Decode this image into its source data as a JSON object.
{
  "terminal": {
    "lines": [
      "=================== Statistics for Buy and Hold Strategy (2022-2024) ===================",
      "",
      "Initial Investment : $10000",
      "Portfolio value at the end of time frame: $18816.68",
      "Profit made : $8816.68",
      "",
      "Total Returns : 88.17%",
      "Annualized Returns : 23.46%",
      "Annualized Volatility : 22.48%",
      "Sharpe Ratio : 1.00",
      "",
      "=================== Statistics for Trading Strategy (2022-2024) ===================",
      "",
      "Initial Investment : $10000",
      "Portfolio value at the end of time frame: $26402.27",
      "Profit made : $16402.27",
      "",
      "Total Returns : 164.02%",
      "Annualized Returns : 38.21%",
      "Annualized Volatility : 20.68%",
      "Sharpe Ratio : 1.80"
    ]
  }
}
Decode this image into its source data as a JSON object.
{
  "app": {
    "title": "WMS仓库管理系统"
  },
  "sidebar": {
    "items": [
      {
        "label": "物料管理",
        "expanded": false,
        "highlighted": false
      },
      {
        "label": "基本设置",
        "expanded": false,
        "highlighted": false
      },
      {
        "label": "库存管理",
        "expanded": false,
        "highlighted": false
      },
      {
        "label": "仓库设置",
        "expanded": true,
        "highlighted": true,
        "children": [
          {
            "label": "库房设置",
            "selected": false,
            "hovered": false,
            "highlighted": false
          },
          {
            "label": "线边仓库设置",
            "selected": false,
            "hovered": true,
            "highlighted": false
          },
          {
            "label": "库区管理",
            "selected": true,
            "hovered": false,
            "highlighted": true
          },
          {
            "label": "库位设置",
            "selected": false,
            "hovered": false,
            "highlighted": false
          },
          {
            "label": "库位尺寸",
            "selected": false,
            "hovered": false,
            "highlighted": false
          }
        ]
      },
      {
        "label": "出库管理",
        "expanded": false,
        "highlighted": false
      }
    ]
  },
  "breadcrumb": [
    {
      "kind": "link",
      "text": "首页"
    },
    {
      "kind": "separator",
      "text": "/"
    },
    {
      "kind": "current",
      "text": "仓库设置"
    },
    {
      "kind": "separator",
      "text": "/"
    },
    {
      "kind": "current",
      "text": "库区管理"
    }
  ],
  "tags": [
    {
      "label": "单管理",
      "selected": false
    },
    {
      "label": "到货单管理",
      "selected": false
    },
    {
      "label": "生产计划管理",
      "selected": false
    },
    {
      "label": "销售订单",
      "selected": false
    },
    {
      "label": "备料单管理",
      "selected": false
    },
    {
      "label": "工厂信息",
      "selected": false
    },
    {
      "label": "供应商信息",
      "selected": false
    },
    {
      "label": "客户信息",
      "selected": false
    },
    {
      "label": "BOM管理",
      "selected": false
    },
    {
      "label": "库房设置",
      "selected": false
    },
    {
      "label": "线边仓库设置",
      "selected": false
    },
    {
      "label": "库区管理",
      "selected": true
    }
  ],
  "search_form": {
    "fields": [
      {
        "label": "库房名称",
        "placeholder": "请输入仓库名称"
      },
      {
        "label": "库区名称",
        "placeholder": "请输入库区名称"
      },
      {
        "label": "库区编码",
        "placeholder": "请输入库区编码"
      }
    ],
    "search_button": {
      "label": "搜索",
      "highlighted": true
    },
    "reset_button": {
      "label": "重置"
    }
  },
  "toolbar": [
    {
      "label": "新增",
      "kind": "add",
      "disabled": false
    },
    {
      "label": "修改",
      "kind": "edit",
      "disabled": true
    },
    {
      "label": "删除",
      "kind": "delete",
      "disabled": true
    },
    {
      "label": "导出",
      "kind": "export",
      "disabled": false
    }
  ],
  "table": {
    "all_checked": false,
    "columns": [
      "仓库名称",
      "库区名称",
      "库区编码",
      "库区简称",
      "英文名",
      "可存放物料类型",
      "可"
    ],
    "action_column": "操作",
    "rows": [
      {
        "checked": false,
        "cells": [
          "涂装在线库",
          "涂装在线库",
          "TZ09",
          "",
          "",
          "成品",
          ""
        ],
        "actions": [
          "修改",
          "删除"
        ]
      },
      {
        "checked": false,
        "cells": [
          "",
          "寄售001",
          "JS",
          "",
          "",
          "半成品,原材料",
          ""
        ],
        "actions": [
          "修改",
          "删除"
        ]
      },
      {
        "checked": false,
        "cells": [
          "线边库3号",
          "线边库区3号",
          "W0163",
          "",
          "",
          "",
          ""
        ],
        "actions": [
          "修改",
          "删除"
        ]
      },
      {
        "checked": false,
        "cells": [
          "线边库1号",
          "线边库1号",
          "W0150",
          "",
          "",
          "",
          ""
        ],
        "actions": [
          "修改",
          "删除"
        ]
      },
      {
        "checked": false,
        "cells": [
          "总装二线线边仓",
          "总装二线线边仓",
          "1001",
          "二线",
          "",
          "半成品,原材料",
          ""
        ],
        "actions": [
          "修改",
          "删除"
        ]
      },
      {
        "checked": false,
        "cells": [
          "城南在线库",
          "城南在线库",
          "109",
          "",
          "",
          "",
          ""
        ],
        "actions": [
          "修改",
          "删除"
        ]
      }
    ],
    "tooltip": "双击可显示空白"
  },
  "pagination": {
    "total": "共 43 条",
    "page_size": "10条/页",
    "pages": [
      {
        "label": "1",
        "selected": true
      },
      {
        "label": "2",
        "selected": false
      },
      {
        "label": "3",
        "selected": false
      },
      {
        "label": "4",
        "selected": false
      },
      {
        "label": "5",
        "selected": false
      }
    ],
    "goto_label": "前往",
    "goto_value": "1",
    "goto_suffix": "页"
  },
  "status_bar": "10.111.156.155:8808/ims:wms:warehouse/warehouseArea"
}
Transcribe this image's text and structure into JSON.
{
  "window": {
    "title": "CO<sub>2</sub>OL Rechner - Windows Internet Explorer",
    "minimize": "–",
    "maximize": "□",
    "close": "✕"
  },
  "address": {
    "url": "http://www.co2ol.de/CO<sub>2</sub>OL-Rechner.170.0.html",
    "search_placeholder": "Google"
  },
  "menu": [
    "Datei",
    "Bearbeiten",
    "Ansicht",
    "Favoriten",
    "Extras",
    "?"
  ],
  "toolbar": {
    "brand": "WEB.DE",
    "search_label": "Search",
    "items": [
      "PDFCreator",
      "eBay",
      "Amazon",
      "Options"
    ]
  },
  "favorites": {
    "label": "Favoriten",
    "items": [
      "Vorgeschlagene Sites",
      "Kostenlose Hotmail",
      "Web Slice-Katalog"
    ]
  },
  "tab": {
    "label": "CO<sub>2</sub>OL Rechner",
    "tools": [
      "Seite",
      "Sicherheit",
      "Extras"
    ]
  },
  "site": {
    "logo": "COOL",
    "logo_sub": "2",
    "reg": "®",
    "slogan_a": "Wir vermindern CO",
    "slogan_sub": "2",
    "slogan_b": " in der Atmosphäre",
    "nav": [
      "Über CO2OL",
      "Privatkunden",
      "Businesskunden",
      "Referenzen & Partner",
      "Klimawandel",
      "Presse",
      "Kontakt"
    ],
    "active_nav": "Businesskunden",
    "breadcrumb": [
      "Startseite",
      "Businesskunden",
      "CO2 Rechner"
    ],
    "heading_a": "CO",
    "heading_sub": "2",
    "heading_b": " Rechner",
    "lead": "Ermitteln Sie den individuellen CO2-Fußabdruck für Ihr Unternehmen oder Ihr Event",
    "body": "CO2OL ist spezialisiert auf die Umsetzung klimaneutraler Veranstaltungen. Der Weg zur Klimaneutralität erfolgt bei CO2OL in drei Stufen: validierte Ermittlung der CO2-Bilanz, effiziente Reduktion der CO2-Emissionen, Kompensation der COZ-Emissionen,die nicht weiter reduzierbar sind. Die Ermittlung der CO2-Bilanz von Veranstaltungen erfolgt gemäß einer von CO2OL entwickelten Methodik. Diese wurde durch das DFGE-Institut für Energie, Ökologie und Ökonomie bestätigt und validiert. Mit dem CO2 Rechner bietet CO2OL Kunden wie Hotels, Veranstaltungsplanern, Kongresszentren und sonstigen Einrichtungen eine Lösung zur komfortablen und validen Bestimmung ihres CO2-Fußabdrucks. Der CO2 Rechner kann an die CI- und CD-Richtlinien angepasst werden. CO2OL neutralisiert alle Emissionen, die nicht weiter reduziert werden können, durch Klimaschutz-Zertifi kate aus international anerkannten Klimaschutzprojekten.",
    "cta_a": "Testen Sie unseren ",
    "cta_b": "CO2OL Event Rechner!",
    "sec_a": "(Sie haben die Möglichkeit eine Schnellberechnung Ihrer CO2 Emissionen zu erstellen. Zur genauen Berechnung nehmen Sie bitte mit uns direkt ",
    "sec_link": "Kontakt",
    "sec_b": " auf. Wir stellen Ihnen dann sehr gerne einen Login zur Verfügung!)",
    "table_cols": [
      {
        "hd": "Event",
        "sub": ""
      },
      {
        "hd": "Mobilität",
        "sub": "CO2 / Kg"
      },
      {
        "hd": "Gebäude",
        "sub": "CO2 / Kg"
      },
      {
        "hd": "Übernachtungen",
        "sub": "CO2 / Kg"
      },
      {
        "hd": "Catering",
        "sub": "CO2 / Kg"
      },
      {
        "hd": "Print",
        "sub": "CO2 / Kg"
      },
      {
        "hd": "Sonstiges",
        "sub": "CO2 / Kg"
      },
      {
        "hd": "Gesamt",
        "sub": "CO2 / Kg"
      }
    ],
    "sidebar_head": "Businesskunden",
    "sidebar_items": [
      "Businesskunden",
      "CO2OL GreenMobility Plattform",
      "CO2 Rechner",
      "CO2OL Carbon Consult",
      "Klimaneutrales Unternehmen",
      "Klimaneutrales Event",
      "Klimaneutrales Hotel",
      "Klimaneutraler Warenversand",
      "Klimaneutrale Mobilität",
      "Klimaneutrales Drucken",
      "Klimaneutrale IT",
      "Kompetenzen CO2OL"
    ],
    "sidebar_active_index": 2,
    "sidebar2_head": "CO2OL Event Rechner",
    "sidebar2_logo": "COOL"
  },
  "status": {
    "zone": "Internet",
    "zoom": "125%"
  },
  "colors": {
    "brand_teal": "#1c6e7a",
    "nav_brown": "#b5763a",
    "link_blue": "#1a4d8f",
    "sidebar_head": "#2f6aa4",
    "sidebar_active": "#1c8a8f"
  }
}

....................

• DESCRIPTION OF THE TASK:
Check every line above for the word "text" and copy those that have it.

• REPLY TO THE EXERCISE:
      "text": "首页"
      "text": "/"
      "text": "仓库设置"
      "text": "/"
      "text": "库区管理"
Transcribe this image's text and structure into JSON.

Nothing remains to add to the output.